Instructions to follow >> Print each entry below precisely as it reads.

Data provided >>
□ □ □ □ □ □ □
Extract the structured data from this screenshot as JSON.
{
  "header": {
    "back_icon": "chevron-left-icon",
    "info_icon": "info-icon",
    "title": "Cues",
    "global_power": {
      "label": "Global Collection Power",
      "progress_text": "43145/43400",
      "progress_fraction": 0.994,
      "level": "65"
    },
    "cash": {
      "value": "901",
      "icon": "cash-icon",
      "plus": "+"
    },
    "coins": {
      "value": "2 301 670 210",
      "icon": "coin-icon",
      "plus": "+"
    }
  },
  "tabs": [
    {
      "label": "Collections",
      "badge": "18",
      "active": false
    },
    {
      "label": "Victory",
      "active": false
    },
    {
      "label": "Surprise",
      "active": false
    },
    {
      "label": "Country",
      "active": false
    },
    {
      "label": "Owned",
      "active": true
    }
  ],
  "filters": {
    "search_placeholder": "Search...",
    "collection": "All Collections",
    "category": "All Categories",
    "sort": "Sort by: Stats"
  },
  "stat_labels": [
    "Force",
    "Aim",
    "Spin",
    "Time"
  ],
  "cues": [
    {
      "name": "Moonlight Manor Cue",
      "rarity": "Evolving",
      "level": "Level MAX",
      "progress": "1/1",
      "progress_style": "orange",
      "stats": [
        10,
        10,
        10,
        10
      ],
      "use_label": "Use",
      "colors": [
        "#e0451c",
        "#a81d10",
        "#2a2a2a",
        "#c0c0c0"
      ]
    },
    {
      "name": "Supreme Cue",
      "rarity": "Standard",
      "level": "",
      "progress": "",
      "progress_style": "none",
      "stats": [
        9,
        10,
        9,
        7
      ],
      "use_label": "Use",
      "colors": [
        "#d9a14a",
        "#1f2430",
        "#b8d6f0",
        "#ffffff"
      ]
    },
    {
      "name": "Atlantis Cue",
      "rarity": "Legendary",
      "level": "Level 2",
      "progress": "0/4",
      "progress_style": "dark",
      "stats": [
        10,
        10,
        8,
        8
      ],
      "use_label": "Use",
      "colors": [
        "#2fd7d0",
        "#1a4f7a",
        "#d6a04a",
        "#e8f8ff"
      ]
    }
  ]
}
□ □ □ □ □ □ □
Response >>
Extract the structured data from this screenshot as JSON.
{
  "header": {
    "back_icon": "chevron-left-icon",
    "info_icon": "info-icon",
    "title": "Cues",
    "global_power": {
      "label": "Global Collection Power",
      "progress_text": "43145/43400",
      "progress_fraction": 0.994,
      "level": "65"
    },
    "cash": {
      "value": "901",
      "icon": "cash-icon",
      "plus": "+"
    },
    "coins": {
      "value": "2 301 670 210",
      "icon": "coin-icon",
      "plus": "+"
    }
  },
  "tabs": [
    {
      "label": "Collections",
      "badge": "18",
      "active": false
    },
    {
      "label": "Victory",
      "active": false
    },
    {
      "label": "Surprise",
      "active": false
    },
    {
      "label": "Country",
      "active": false
    },
    {
      "label": "Owned",
      "active": true
    }
  ],
  "filters": {
    "search_placeholder": "Search...",
    "collection": "All Collections",
    "category": "All Categories",
    "sort": "Sort by: Stats"
  },
  "stat_labels": [
    "Force",
    "Aim",
    "Spin",
    "Time"
  ],
  "cues": [
    {
      "name": "Moonlight Manor Cue",
      "rarity": "Evolving",
      "level": "Level MAX",
      "progress": "1/1",
      "progress_style": "orange",
      "stats": [
        10,
        10,
        10,
        10
      ],
      "use_label": "Use",
      "colors": [
        "#e0451c",
        "#a81d10",
        "#2a2a2a",
        "#c0c0c0"
      ]
    },
    {
      "name": "Supreme Cue",
      "rarity": "Standard",
      "level": "",
      "progress": "",
      "progress_style": "none",
      "stats": [
        9,
        10,
        9,
        7
      ],
      "use_label": "Use",
      "colors": [
        "#d9a14a",
        "#1f2430",
        "#b8d6f0",
        "#ffffff"
      ]
    },
    {
      "name": "Atlantis Cue",
      "rarity": "Legendary",
      "level": "Level 2",
      "progress": "0/4",
      "progress_style": "dark",
      "stats": [
        10,
        10,
        8,
        8
      ],
      "use_label": "Use",
      "colors": [
        "#2fd7d0",
        "#1a4f7a",
        "#d6a04a",
        "#e8f8ff"
      ]
    }
  ]
}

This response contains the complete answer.